If you see a white hearse with a large chicken on the roof moving down the road, it’s a sign that Gus’s World Famous Fried Chicken is coming to East Memphis.
Tripp Carter and Tom Mitchell, partners in Barnyard Chicken LLC dba Gus’s World Famous Fried Chicken, are building a 2,400-square-foot store from “scratch” at 730 S. Mendenhall.
Before they started construction however, they bought a white hearse with a chicken on top and “Chicken To Die For” written on the back panels. It also has a chicken clucking horn.
“It’s just something fun to have which will get people talking,” Carter says.
The East Memphis restaurant will be the fifth Gus’s store in the Memphis area. In the 1950s, the Bonner family opened the original location in Mason, Tenn. It sells franchises, which includes the secret recipe batter and cooking techniques.
Carter and his ex-wife, Wendy McCrory, negotiated the original franchise agreement with the family and opened the Gus’s Downtown in 2000.
“That store in Mason, Tenn., had a cult following where people would drive there from Memphis to eat the fried chicken,” Carter says. “We thought it would be a good idea to open one Downtown.”
The couple divorced and she retained the Downtown restaurant. McCrory also opened a Gus’s location in Collierville. Two different franchise operators opened locations in Bartlett and Southaven. The Southaven store has since closed.
In the meantime, Carter has been working as an investigator with Gatti, Keltner, Bienvenu & Montesi PLC.
“I’ve always loved the business and wanted to get back into it,” Carter says.
Carter has known Mitchell since high school and they have often talked about going into business together.
“A couple of times a year we would say, ‘When are we going to do something?’ ” Mitchell says. “We just came back around to Gus’s. It’s great chicken and it’s more of a local thing than a big chain.”
The restaurants have also enjoyed success from tourists, since it has regularly been featured in Food Channel and Travel Channel shows.
Carter and Mitchell are counting on East Memphis’ office workers to fill their lunch business. Similarly, a stable residential market and entertainment options like the Paradiso movie theater will help drive lunch.
“There has been a stable population there that hasn’t changed,” Mitchell says.
They also like the proximity to Poplar without some of the avenue’s hassles.

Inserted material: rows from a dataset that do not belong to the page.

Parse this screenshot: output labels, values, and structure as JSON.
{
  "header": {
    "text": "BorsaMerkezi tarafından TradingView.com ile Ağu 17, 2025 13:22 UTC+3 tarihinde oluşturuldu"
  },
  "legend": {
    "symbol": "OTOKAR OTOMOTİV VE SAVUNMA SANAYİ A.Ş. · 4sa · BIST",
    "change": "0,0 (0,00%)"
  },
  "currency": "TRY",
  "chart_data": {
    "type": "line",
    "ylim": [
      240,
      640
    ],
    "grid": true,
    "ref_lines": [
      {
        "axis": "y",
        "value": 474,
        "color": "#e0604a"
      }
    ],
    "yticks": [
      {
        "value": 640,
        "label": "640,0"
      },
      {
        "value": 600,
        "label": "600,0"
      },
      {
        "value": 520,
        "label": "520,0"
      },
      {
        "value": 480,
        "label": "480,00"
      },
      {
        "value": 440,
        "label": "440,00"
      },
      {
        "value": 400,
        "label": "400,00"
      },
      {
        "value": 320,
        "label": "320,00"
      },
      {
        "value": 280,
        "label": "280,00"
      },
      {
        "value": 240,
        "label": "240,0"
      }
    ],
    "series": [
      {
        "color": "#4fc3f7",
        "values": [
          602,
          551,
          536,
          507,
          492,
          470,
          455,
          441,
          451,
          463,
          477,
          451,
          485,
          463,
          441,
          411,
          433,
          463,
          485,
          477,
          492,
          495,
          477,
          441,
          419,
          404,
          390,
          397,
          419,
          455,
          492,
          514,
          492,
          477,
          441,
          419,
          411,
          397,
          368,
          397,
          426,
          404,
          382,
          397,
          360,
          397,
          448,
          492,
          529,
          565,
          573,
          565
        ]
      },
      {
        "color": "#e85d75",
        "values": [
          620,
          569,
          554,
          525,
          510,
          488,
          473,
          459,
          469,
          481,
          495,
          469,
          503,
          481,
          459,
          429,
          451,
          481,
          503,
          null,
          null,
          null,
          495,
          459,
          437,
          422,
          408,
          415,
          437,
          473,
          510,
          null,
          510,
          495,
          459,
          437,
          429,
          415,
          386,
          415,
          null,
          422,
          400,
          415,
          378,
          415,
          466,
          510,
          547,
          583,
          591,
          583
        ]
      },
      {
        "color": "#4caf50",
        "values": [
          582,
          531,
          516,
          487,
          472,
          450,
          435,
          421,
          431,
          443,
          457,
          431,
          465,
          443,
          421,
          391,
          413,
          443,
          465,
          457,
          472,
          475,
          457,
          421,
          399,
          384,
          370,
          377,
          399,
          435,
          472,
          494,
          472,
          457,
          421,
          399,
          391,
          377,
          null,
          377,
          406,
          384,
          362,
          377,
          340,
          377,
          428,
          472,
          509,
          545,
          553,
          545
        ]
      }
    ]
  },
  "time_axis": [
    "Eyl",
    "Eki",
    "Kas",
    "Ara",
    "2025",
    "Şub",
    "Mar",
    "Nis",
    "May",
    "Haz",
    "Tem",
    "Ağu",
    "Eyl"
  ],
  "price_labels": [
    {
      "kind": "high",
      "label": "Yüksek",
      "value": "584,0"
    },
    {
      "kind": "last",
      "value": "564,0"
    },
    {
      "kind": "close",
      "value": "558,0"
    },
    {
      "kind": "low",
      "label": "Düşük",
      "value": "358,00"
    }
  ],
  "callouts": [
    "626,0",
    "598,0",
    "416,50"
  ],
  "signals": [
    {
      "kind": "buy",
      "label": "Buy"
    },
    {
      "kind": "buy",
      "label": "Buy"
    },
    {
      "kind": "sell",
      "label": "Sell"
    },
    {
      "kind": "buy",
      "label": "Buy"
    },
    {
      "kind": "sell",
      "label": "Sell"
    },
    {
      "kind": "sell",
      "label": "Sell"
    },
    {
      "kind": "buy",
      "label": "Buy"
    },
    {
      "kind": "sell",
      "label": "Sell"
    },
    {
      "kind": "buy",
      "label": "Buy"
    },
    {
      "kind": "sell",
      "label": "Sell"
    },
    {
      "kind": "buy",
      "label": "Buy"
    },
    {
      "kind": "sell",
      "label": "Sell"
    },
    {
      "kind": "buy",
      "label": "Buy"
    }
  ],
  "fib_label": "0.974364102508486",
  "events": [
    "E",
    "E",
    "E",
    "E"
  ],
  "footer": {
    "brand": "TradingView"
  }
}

“Poplar is a lot more expensive,” Carter says. “We feel our location is real easy to get in and out of without having to fight that Poplar traffic.”
Chris Garland, a broker with Garland Co. Real Estate LLC, represented Barnyard Chicken in the lease negotiations.
“We kept noticing in that neighborhood at lunchtime, there were lines out the door in restaurants,” Garland says. “That is a reason why some restaurants in that area which are paying $10,000 to $15,000 a month in rent.”
Barnyard Chicken signed an initial 20-year land lease with Boyle Trust and Investment Co., which has almost 50 years remaining on a land lease with Gemignani Family Trust.
Barnyard Chicken has two options which run to the remainder of Boyle’s term.
The deal also required Boyle, represented by senior vice president Joel Fulmer, to subdivide a larger parcel.
Carter will be handling day-to-day operations. The restaurant will serve lunch and dinner seven days a week.
The two financed the $550,000 start-up cost themselves.
Cook Construction Co. and All Plumbing General Contractors are building the restaurant, which will seat 75 inside. The store will also have an outside deck to handle overflow and those who want to eat outside. The site has 19 parking spots, but some on-street parking as well.
Berry Jones, owner of S. Berry Jones Architects, designed the restaurant.
Barnyard Chicken will be using reclaimed and salvage items to build the store in order to give it a funky and historic feel. For example, they are using bricks from a recently torn-down building Downtown and reclaimed doors from a South Memphis grocery store.
The kitchen will be brand new, however, to help keep up with turning over tables as quickly as possible.
“That’s sometimes been a problem at some of the other locations because it’s so popular,” Carter says.